====== TASK MATERIAL ======
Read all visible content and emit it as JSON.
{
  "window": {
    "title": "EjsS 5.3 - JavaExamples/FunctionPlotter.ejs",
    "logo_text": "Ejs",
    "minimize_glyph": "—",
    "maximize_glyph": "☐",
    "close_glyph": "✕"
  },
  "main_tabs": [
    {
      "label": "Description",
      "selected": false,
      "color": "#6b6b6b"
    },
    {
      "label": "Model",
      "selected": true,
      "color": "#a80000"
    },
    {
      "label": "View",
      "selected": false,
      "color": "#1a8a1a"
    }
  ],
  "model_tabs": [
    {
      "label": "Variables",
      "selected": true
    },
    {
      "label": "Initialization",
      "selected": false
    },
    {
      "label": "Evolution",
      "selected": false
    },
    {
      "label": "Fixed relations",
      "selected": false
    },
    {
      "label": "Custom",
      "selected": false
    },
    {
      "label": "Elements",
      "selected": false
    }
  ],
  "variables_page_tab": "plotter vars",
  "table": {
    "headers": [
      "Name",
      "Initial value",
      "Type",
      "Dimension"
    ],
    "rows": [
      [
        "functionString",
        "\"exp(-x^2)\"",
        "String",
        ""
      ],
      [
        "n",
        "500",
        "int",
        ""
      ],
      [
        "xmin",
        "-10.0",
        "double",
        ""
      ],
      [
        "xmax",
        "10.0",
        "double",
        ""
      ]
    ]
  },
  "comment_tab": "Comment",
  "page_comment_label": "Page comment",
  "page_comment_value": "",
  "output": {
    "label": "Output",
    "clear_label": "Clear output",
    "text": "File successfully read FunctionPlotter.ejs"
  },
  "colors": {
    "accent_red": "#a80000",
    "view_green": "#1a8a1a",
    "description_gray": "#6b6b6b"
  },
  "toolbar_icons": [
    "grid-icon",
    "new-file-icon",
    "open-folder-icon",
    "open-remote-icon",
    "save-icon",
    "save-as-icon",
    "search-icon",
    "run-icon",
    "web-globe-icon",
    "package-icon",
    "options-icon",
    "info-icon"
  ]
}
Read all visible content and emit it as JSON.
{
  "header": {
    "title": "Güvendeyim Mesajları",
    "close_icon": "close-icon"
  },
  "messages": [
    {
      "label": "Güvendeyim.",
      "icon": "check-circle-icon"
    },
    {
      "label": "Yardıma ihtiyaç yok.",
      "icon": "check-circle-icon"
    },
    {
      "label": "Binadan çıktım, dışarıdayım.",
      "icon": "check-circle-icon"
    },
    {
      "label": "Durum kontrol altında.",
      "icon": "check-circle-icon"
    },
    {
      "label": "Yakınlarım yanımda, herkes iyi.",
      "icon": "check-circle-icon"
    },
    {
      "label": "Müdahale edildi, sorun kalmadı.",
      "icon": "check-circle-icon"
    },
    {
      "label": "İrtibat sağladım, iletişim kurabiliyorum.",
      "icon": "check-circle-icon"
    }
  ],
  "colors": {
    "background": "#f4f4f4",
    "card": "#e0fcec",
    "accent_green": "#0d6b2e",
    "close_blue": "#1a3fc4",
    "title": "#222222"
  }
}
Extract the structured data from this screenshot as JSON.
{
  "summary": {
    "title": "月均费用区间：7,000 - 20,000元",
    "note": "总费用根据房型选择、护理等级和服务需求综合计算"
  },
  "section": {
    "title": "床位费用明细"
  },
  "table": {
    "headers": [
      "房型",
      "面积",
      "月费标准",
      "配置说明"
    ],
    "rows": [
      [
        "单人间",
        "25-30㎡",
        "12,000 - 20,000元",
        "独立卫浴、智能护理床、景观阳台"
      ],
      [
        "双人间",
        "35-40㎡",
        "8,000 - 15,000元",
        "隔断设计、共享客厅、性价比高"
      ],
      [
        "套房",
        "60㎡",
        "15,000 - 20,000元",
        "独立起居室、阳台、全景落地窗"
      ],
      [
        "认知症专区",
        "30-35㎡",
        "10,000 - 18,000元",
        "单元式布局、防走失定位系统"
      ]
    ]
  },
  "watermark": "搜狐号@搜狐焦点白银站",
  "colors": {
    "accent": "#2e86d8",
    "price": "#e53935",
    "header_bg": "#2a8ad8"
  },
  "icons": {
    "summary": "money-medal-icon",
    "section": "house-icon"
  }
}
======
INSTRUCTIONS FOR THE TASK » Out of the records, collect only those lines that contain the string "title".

RESPONSE AREA »
    "title": "EjsS 5.3 - JavaExamples/FunctionPlotter.ejs",
    "title": "Güvendeyim Mesajları",
    "title": "#222222"
    "title": "月均费用区间：7,000 - 20,000元",
    "title": "床位费用明细"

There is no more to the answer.